Residential sale leaseback deals have been taking place since long before EasyKnock revolutionized these types of deals with their Sell and Stay program. In many residential sale leaseback transactions of the past, a family member or other close relation buys the home and leases it back to the home’s original owner rather than a company like ours purchasing the home. This type of agreement is typically between an older, retired individual, and a family member, oftentimes their adult child.
How Do Family Sale Leaseback Agreements Work?
The very basics of this type of agreement are that a family member or other close relation secures financing and buys the home. Beyond that, how they finance that home and how the lease deal afterwards is handled can vary a great deal from one deal to the next.

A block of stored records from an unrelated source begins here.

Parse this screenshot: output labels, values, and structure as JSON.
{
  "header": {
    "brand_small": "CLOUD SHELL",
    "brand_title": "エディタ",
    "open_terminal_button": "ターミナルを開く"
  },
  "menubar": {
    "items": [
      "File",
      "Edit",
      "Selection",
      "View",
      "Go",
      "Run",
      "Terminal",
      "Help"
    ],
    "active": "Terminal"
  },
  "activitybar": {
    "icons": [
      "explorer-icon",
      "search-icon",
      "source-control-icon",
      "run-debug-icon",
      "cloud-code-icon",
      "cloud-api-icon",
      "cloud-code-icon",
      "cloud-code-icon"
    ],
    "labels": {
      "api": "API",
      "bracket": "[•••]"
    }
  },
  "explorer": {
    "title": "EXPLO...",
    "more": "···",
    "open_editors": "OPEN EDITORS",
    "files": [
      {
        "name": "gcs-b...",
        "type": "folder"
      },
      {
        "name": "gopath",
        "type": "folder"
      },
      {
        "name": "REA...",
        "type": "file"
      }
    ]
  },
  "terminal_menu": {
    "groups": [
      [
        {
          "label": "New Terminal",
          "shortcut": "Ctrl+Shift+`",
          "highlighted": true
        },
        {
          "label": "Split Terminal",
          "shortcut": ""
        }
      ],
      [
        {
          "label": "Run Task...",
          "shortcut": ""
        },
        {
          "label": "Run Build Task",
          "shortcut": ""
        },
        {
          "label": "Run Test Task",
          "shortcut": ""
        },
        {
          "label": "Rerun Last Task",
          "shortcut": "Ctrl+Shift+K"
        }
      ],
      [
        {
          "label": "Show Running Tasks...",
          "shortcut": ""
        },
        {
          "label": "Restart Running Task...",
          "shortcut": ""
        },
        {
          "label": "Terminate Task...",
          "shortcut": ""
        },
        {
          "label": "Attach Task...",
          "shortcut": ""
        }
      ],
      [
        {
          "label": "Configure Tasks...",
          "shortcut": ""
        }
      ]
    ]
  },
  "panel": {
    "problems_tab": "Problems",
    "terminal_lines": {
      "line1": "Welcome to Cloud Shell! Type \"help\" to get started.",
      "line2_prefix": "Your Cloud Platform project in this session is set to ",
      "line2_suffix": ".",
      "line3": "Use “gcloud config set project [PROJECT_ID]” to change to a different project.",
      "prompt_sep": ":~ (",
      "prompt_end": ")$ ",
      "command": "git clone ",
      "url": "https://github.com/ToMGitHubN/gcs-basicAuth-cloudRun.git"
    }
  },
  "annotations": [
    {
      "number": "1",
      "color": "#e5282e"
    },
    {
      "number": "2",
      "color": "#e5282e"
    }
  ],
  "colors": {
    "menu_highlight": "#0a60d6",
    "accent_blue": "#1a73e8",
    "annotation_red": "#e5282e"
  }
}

As far as financing goes, there are several options. The original owner may finance the home, owner finance style. This ends with both parties essentially passing money back and forth in the form of mortgage payments and rent payments. The buyer may also secure outside financing, either with their own cash or by getting a mortgage like they would for a rental property they wanted to purchase.
When it comes to lease agreements, these also vary. Both parties may agree that the original owner can continue living in the home for a set number of years or until they’re unable to anymore due to declining health or death, or any other terms they could think up.
The now-homeowner takes over the responsibilities that a landlord would have like paying property taxes, homeowners association dues, insurance, and general upkeep and home improvements.
When Does a Family Sale Leaseback Make Sense?
There are a few scenarios where a family sale leaseback agreement makes perfect sense, benefitting all of those involved. Here are a few times when a family sale leaseback may make more sense than other equity release methods like Sell and Stay or reverse mortgages.
- When the home holds a great deal of sentimental value and the family wants to ensure that they’re able to keep it after their loved one passes on.
- When a family member has plenty of cash on hand to act as the bank in a family sale leaseback deal and sees the deal as a sound investment; they plan to reap the tax benefits of a rental property.
- To avoid fees charged by reverse mortgages; more favorable terms can be offered since there’s less consideration given to profit.
- To ease the burden of property upkeep, both physical and financial, on an elderly relative.
What are the Drawbacks to a Sale Leaseback Orchestrated by Family?
There are a lot of positives when it comes to a family member-backed sale leaseback agreement, but there are definitely some downsides to doing business with family, too.
The upkeep and some financial obligation falls to the family member.
Doing business with family members can cause a lot of tension.
Agreeing upon terms could cause friction between loved ones. It’s hard to handle business conflicts with the people you love.
Business opinions can feel very personal when they aren’t in line with those of your loved one.
People feel trapped in a deal with family, if one side doesn’t hold up their end of the bargain; carrying out legal action to uphold the contract would be very awkward.
All the issues above can lead to the deterioration of family relationships.
If something happens to the financier’s cash flow, the home could be at risk, leaving an elderly family member in dire straits.
Sale Leaseback Doesn’t Have to Be Between Family Members Anymore
Sell and Stay offers residential sale leaseback agreements to people without getting any loved ones involved. It allows people to reap many of the benefits of a family sale leaseback agreement without the risks, making it ideal for individuals who need access to their home equity and who just want to live out their days in their current home. Learn more about Sell and Stay to determine if it might be a viable option for you or a loved one.